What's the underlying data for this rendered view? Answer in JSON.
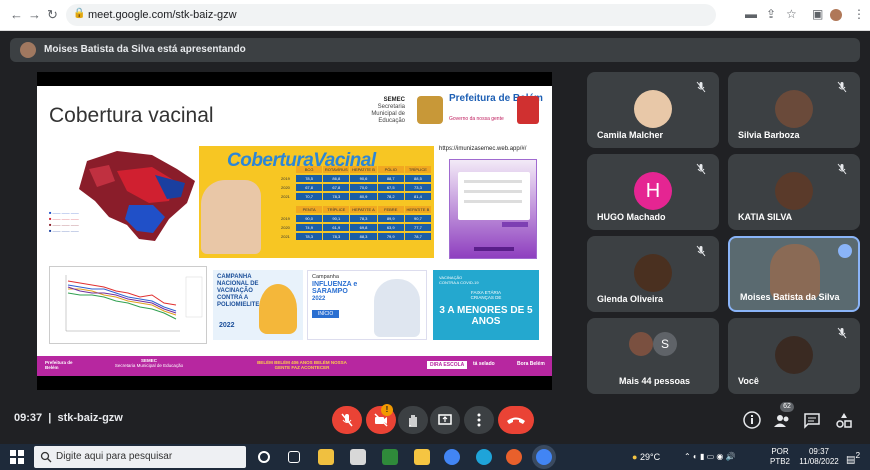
{
  "browser": {
    "url": "meet.google.com/stk-baiz-gzw"
  },
  "banner": {
    "text": "Moises Batista da Silva está apresentando"
  },
  "slide": {
    "title": "Cobertura vacinal",
    "semec": "SEMEC",
    "semec_sub": "Secretaria Municipal de Educação",
    "pref_name": "Prefeitura de Belém",
    "pref_sub": "Governo da nossa gente",
    "cv_title": "CoberturaVacinal",
    "table_headers_top": [
      "BCG",
      "ROTAVÍRUS",
      "HEPATITE B",
      "PÓLIO",
      "TRÍPLICE VIRAL"
    ],
    "table_rows_top": [
      {
        "year": "2019",
        "vals": [
          "78,5",
          "86,8",
          "90,6",
          "88,7",
          "88,5"
        ]
      },
      {
        "year": "2020",
        "vals": [
          "67,8",
          "67,8",
          "70,0",
          "67,5",
          "73,3"
        ]
      },
      {
        "year": "2021",
        "vals": [
          "70,7",
          "78,3",
          "80,9",
          "78,2",
          "81,4"
        ]
      }
    ],
    "table_headers_bottom": [
      "PENTA",
      "TRÍPLICE VIRAL",
      "HEPATITE A",
      "FEBRE AMARELA",
      "HEPATITE B"
    ],
    "table_rows_bottom": [
      {
        "year": "2019",
        "vals": [
          "90,0",
          "90,1",
          "78,3",
          "89,9",
          "90,7"
        ]
      },
      {
        "year": "2020",
        "vals": [
          "74,9",
          "61,9",
          "69,8",
          "63,9",
          "77,7"
        ]
      },
      {
        "year": "2021",
        "vals": [
          "78,3",
          "78,3",
          "88,3",
          "79,9",
          "78,7"
        ]
      }
    ],
    "url_text": "https://imunizasemec.web.app/#/",
    "campaign1": "CAMPANHA NACIONAL DE VACINAÇÃO CONTRA A POLIOMIELITE",
    "campaign1_year": "2022",
    "flu_t1": "Campanha",
    "flu_t2": "INFLUENZA e SARAMPO",
    "flu_year": "2022",
    "flu_inicio": "INÍCIO",
    "cri_t1": "VACINAÇÃO CONTRA A COVID-19",
    "cri_t2": "FAIXA ETÁRIA CRIANÇAS DE",
    "cri_big": "3 A MENORES DE 5 ANOS",
    "foot_left": "Prefeitura de Belém",
    "foot_semec": "SEMEC",
    "foot_semec_sub": "Secretaria Municipal de Educação",
    "foot_mid": "BELÉM BELÉM 406 ANOS BELÉM NOSSA GENTE FAZ ACONTECER",
    "foot_escola": "DIRA ESCOLA",
    "foot_selado": "tá selado",
    "foot_right": "Bora Belém"
  },
  "participants": [
    {
      "name": "Camila Malcher",
      "muted": true
    },
    {
      "name": "Silvia Barboza",
      "muted": true
    },
    {
      "name": "HUGO Machado",
      "muted": true,
      "initial": "H"
    },
    {
      "name": "KATIA SILVA",
      "muted": true
    },
    {
      "name": "Glenda Oliveira",
      "muted": true
    },
    {
      "name": "Moises Batista da Silva",
      "speaking": true
    },
    {
      "name": "Mais 44 pessoas",
      "initial": "S"
    },
    {
      "name": "Você",
      "muted": true
    }
  ],
  "meeting": {
    "time": "09:37",
    "code": "stk-baiz-gzw",
    "raise_badge": "!",
    "people_count": "62"
  },
  "taskbar": {
    "search": "Digite aqui para pesquisar",
    "temp": "29°C",
    "lang": "POR",
    "kb": "PTB2",
    "clock": "09:37",
    "date": "11/08/2022",
    "notif": "2"
  },
  "colors": {
    "end_call": "#ea4335",
    "accent": "#8ab4f8"
  }
}
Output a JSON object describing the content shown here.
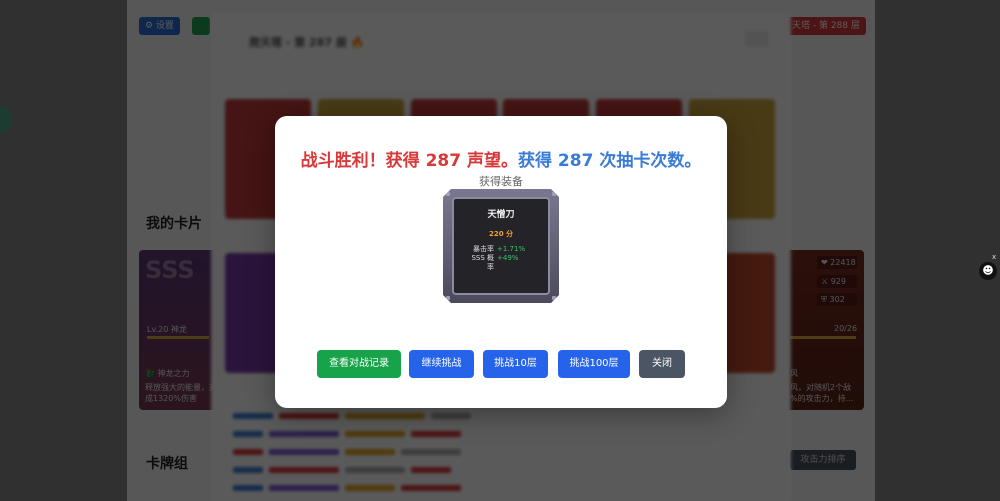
{
  "background": {
    "toolbar": {
      "settings_label": "⚙ 设置",
      "right_badge": "天塔 - 第 288 层"
    },
    "my_cards_heading": "我的卡片",
    "deck_heading": "卡牌组",
    "card_sss_label": "SSS",
    "card_level": "Lv.20 神龙",
    "card_skill_name": "🐉 神龙之力",
    "card_desc_1": "释放强大的能量，对",
    "card_desc_2": "成1320%伤害",
    "right_card_progress": "20/26",
    "right_card_desc_1": "风",
    "right_card_desc_2": "风，对随机2个敌",
    "right_card_desc_3": "%的攻击力，持...",
    "stats": [
      "❤ 22418",
      "⚔ 929",
      "⛨ 302"
    ],
    "sort_button": "攻击力排序",
    "middle_modal_title": "爬天塔 - 第 287 层 🔥"
  },
  "dialog": {
    "title_part1": "战斗胜利！",
    "title_part2": "获得 287 声望。",
    "title_part3": "获得 287 次抽卡次数。",
    "equip_label": "获得装备",
    "equip": {
      "name": "天憎刀",
      "score": "220 分",
      "stats": [
        {
          "key": "暴击率",
          "value": "+1.71%"
        },
        {
          "key": "SSS 概",
          "value": "+49%"
        },
        {
          "key": "率",
          "value": ""
        }
      ]
    },
    "buttons": {
      "view_log": "查看对战记录",
      "continue": "继续挑战",
      "challenge10": "挑战10层",
      "challenge100": "挑战100层",
      "close": "关闭"
    }
  },
  "colors": {
    "victory_red": "#d93838",
    "reward_blue": "#3a7bd5",
    "green_button": "#16a34a",
    "blue_button": "#2563eb",
    "gray_button": "#4b5563"
  },
  "icons": [
    "settings-icon",
    "fire-icon",
    "dragon-icon",
    "heart-icon",
    "sword-icon",
    "shield-icon",
    "robot-icon"
  ]
}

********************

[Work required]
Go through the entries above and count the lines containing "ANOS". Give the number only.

[Answer area]
2